These Coaches – and we won’t know exactly how many will be involved in the program until faculties decide how they want to proceed – will be supported through my team in the Educational Development Unit. We’ve created a new position – Technology Integration Specialist – and that person will be primarily working with the distributed network of Coaches, forming a community of practice and providing professional development and communication across all faculties. The hope is that this community of Coaches will learn from each other, and that we’ll be able showcase successes from each faculty and use those to improve and enhance the learning experience for all students.

It’s going to be strongly based on a distributed community model, with a domain-specific focus in each faculty. The new Technology Integration Specialist role will be extremely important in connecting people across faculties and roles. At a high and abstract level, it might work something like this:

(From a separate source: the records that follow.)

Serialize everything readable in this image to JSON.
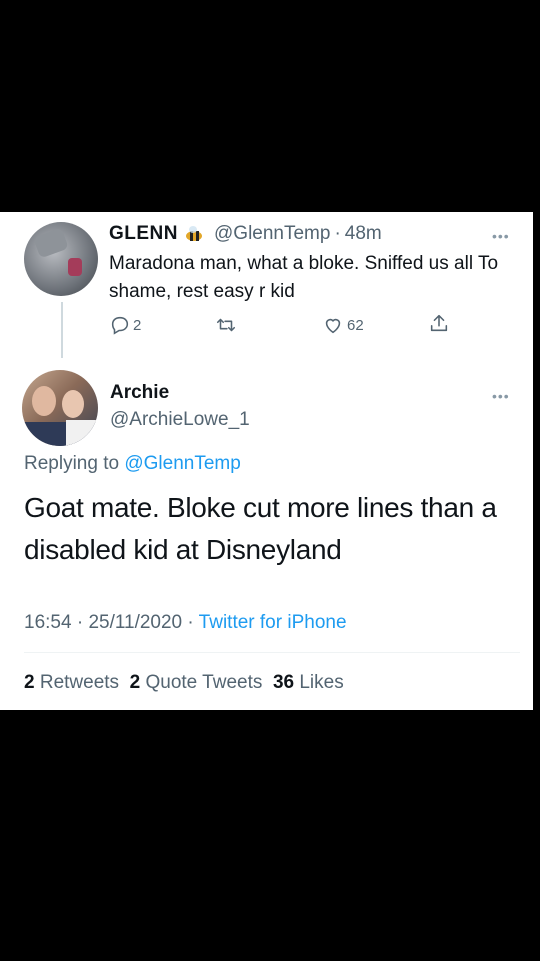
{
  "parent_tweet": {
    "display_name": "GLENN",
    "badge_icon": "bee-emoji",
    "handle": "@GlennTemp",
    "separator": "·",
    "time": "48m",
    "more_icon": "more-dots-icon",
    "text": "Maradona man, what a bloke. Sniffed us all To shame, rest easy r kid",
    "replies": "2",
    "retweets": "",
    "likes": "62"
  },
  "reply_tweet": {
    "display_name": "Archie",
    "handle": "@ArchieLowe_1",
    "more_icon": "more-dots-icon",
    "replying_prefix": "Replying to",
    "replying_to": "@GlennTemp",
    "text": "Goat mate. Bloke cut more lines than a disabled kid at Disneyland",
    "time": "16:54",
    "date": "25/11/2020",
    "separator": "·",
    "source": "Twitter for iPhone",
    "retweets_count": "2",
    "retweets_label": "Retweets",
    "quotes_count": "2",
    "quotes_label": "Quote Tweets",
    "likes_count": "36",
    "likes_label": "Likes"
  },
  "colors": {
    "link": "#1d9bf0",
    "secondary_text": "#536471",
    "primary_text": "#0f1419"
  }
}
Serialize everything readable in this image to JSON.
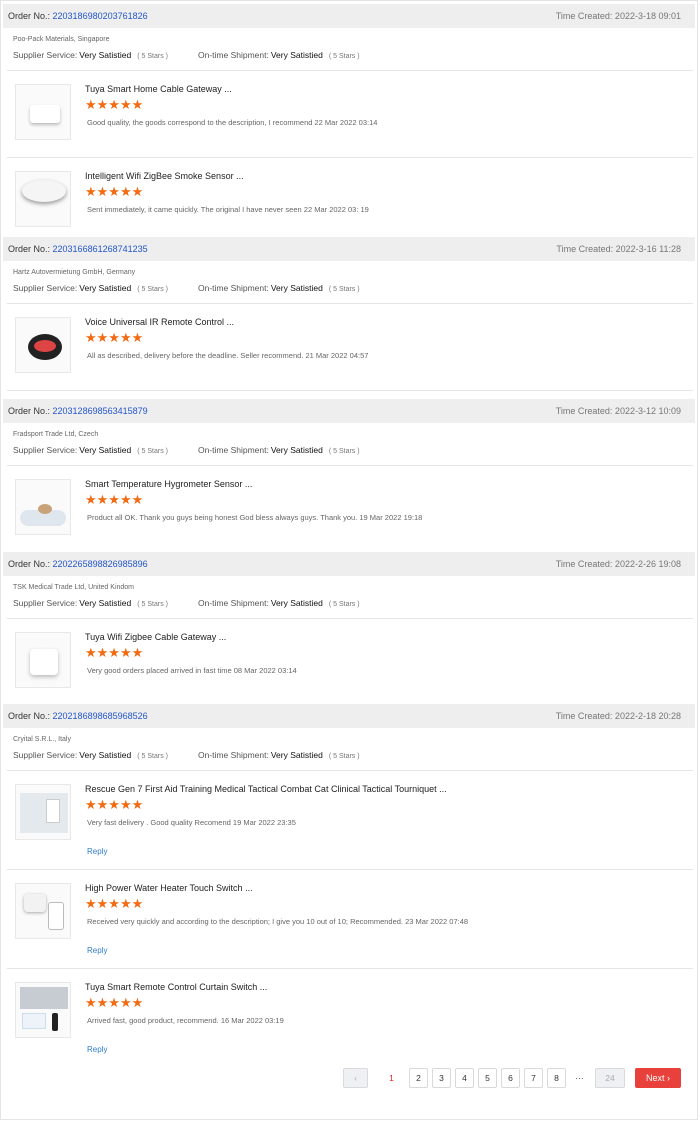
{
  "labels": {
    "order_no": "Order No.:",
    "supplier_service": "Supplier Service:",
    "ontime_shipment": "On-time Shipment:",
    "reply": "Reply",
    "stars": "★★★★★"
  },
  "orders": [
    {
      "order_no": "2203186980203761826",
      "time_created": "Time Created: 2022-3-18 09:01",
      "supplier": "Poo-Pack Materials, Singapore",
      "supplier_rating": "Very Satistied",
      "supplier_stars": "( 5 Stars )",
      "shipment_rating": "Very Satistied",
      "shipment_stars": "( 5 Stars )",
      "items": [
        {
          "title": "Tuya Smart Home Cable Gateway ...",
          "comment": "Good quality, the goods correspond to the description, I recommend  22 Mar 2022 03:14"
        },
        {
          "title": "Intelligent Wifi ZigBee Smoke Sensor ...",
          "comment": "Sent immediately, it came quickly. The original I have never seen  22 Mar 2022 03: 19"
        }
      ]
    },
    {
      "order_no": "2203166861268741235",
      "time_created": "Time Created: 2022-3-16 11:28",
      "supplier": "Hartz Autovermietung GmbH, Germany",
      "supplier_rating": "Very Satistied",
      "supplier_stars": "( 5 Stars )",
      "shipment_rating": "Very Satistied",
      "shipment_stars": "( 5 Stars )",
      "items": [
        {
          "title": "Voice Universal IR Remote Control ...",
          "comment": "All as described, delivery before the deadline. Seller recommend. 21 Mar 2022  04:57"
        }
      ]
    },
    {
      "order_no": "2203128698563415879",
      "time_created": "Time Created: 2022-3-12 10:09",
      "supplier": "Fradsport Trade Ltd, Czech",
      "supplier_rating": "Very Satistied",
      "supplier_stars": "( 5 Stars )",
      "shipment_rating": "Very Satistied",
      "shipment_stars": "( 5 Stars )",
      "items": [
        {
          "title": "Smart Temperature Hygrometer Sensor ...",
          "comment": "Product all OK. Thank you guys being honest God bless always guys. Thank you.  19 Mar 2022 19:18"
        }
      ]
    },
    {
      "order_no": "2202265898826985896",
      "time_created": "Time Created: 2022-2-26 19:08",
      "supplier": "TSK Medical Trade Ltd, United Kindom",
      "supplier_rating": "Very Satistied",
      "supplier_stars": "( 5 Stars )",
      "shipment_rating": "Very Satistied",
      "shipment_stars": "( 5 Stars )",
      "items": [
        {
          "title": "Tuya Wifi Zigbee Cable Gateway ...",
          "comment": "Very good orders placed arrived in fast time  08 Mar 2022 03:14"
        }
      ]
    },
    {
      "order_no": "2202186898685968526",
      "time_created": "Time Created: 2022-2-18 20:28",
      "supplier": "Cryital S.R.L., Italy",
      "supplier_rating": "Very Satistied",
      "supplier_stars": "( 5 Stars )",
      "shipment_rating": "Very Satistied",
      "shipment_stars": "( 5 Stars )",
      "items": [
        {
          "title": "Rescue Gen 7 First Aid Training Medical Tactical Combat Cat Clinical Tactical Tourniquet ...",
          "comment": "Very fast delivery . Good quality Recomend 19 Mar 2022 23:35"
        },
        {
          "title": "High Power Water Heater Touch Switch ...",
          "comment": "Received very quickly and according to the description; I give you 10 out of 10; Recommended. 23 Mar 2022 07:48"
        },
        {
          "title": "Tuya Smart Remote Control Curtain Switch ...",
          "comment": "Arrived fast, good product, recommend. 16 Mar 2022 03:19"
        }
      ]
    }
  ],
  "pagination": {
    "prev": "‹",
    "pages": [
      "1",
      "2",
      "3",
      "4",
      "5",
      "6",
      "7",
      "8"
    ],
    "current": "1",
    "ellipsis": "···",
    "last": "24",
    "next": "Next ›"
  }
}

Learning Technologies Support Program

I firmly believe that this is the most important program to support the meaningful integration of learning technologies at the University. This goes far beyond licensing shiny tech, or installing new apps. It’s the careful and intentional allocation of significant resources to develop a strong community of people, working to support instructors in their practice. This gets to the core of how instructors can adopt new practices and appropriate technologies to (hopefully dramatically) improve the student learning experience.

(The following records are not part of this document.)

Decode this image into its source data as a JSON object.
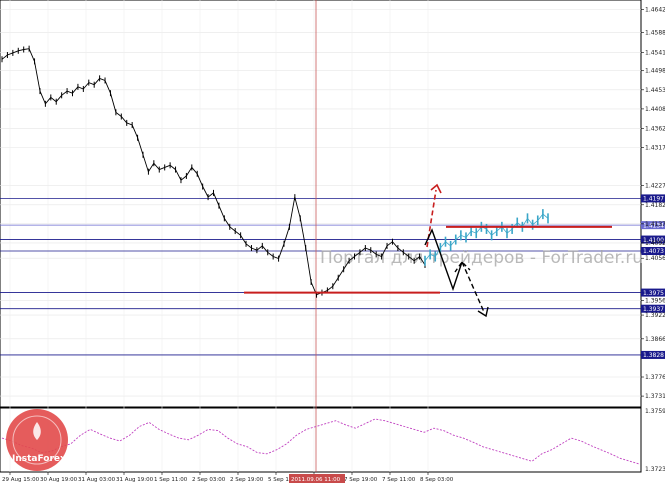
{
  "chart_data": {
    "type": "line",
    "price_axis": {
      "ticks": [
        "1.46420",
        "1.45880",
        "1.45410",
        "1.44980",
        "1.44530",
        "1.44080",
        "1.43620",
        "1.43170",
        "1.42270",
        "1.41820",
        "1.41370",
        "1.40920",
        "1.40560",
        "1.39560",
        "1.39220",
        "1.38660",
        "1.37760",
        "1.37310"
      ],
      "ylim": [
        1.371,
        1.466
      ]
    },
    "oscillator_axis": {
      "ticks": [
        "1.37591",
        "1.37239"
      ],
      "ylim": [
        0,
        100
      ]
    },
    "time_axis": {
      "labels": [
        "29 Aug 15:00",
        "30 Aug 19:00",
        "31 Aug 03:00",
        "31 Aug 19:00",
        "1 Sep 11:00",
        "2 Sep 03:00",
        "2 Sep 19:00",
        "5 Sep 11:00",
        "6 Sep 03:00",
        "7 Sep 19:00",
        "7 Sep 11:00",
        "8 Sep 03:00"
      ],
      "cursor_label": "2011.09.06 11:00"
    },
    "horizontal_levels": [
      {
        "price": 1.4197,
        "label": "1.4197",
        "color": "#1a1a8c"
      },
      {
        "price": 1.4134,
        "label": "1.4134",
        "color": "#6a6ad0"
      },
      {
        "price": 1.41,
        "label": "1.4100",
        "color": "#1a1a8c"
      },
      {
        "price": 1.4073,
        "label": "1.4073",
        "color": "#1a1a8c"
      },
      {
        "price": 1.3975,
        "label": "1.3975",
        "color": "#1a1a8c"
      },
      {
        "price": 1.3937,
        "label": "1.3937",
        "color": "#1a1a8c"
      },
      {
        "price": 1.3828,
        "label": "1.3828",
        "color": "#1a1a8c"
      }
    ],
    "resistance_line": {
      "price": 1.413,
      "color": "#c81e1e"
    },
    "support_line": {
      "price": 1.3975,
      "color": "#c81e1e"
    },
    "price_series": {
      "name": "",
      "color": "#000000",
      "values": [
        1.4525,
        1.4535,
        1.454,
        1.4545,
        1.4548,
        1.455,
        1.452,
        1.445,
        1.442,
        1.4435,
        1.4425,
        1.444,
        1.445,
        1.4445,
        1.446,
        1.4455,
        1.447,
        1.4465,
        1.448,
        1.4475,
        1.4445,
        1.44,
        1.439,
        1.4375,
        1.437,
        1.434,
        1.43,
        1.426,
        1.428,
        1.4265,
        1.427,
        1.4275,
        1.4265,
        1.424,
        1.425,
        1.427,
        1.4255,
        1.4225,
        1.42,
        1.421,
        1.418,
        1.415,
        1.413,
        1.412,
        1.411,
        1.409,
        1.408,
        1.4075,
        1.4085,
        1.407,
        1.406,
        1.4055,
        1.409,
        1.413,
        1.42,
        1.415,
        1.408,
        1.4,
        1.397,
        1.3975,
        1.398,
        1.399,
        1.401,
        1.403,
        1.405,
        1.406,
        1.407,
        1.408,
        1.4075,
        1.4065,
        1.406,
        1.4085,
        1.4095,
        1.408,
        1.407,
        1.406,
        1.405,
        1.406,
        1.404
      ]
    },
    "projection_series": {
      "name": "",
      "color": "#3aa6c8",
      "values": [
        1.405,
        1.4065,
        1.406,
        1.408,
        1.4095,
        1.4085,
        1.41,
        1.411,
        1.4105,
        1.412,
        1.4115,
        1.413,
        1.4125,
        1.411,
        1.412,
        1.413,
        1.4115,
        1.4125,
        1.414,
        1.413,
        1.415,
        1.4135,
        1.4145,
        1.416,
        1.415
      ]
    },
    "oscillator_series": {
      "name": "",
      "color": "#c040c0",
      "values": [
        55,
        50,
        42,
        38,
        30,
        32,
        40,
        45,
        60,
        70,
        62,
        55,
        50,
        60,
        75,
        82,
        70,
        62,
        55,
        52,
        60,
        70,
        68,
        55,
        45,
        40,
        30,
        28,
        35,
        45,
        60,
        70,
        75,
        80,
        85,
        78,
        72,
        80,
        88,
        85,
        80,
        75,
        70,
        65,
        72,
        68,
        60,
        55,
        48,
        40,
        35,
        30,
        25,
        20,
        15,
        28,
        35,
        45,
        55,
        50,
        42,
        35,
        28,
        20,
        15,
        10
      ]
    },
    "scenario_arrows": [
      {
        "name": "bullish-scenario",
        "color": "#c81e1e",
        "dashed": true
      },
      {
        "name": "bearish-scenario",
        "color": "#000000",
        "dashed": true
      }
    ],
    "watermark": "Портал для трейдеров - ForTrader.ru",
    "logo": "InstaForex",
    "grid": true
  }
}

This has been my main project for awhile now, and I’m thrilled to see it move from planning stages to actually beginning to implement it. We’ll be documenting the activities of the program, as well as other initiatives that implement the Framework, on a new-but-not-yet-public Learning Technologies website. More on that soon…

2015 week 35 in review


It was a week that had the full range of highs and lows as a manager. We finalized the plan for a large project, with funding and timelines, and everything is go. Awesome. The posting for the Technology Integration Specialist, the person who will be largely running that project for the next 2 years, closed Friday, and the interview and hiring process should happen pretty quickly now. Things are moving along extremely quickly on that now.

And, we are saying goodbye to a valued and important team member, who has decided to go back to teaching in the classroom – his experience as a teacher was one of the things that made him so important in our team. He’s going to leave a really big hole in the team, and we’ll be posting the position ASAP.

The Learning Technologies and Spaces summer research project wrapped up as well – still putting the final touches on the project website (which will also be used as the hub for the Big Project), and then we’ll be sharing that widely. Lots of great work there – talking with students, instructors and staff about their experiences with learning spaces and technologies at the UofC. The video produced by our summer research assistants is online already:





I picked the week that smoke from the Washington State fires smothered the city to start riding to work again. Still, worth it. And I was able to blame my slowness and lack of lung capacity on the smoke, rather than on my being horribly out of shape. Winning.

smoke in the valley

it's an older code, sir, but it checks out.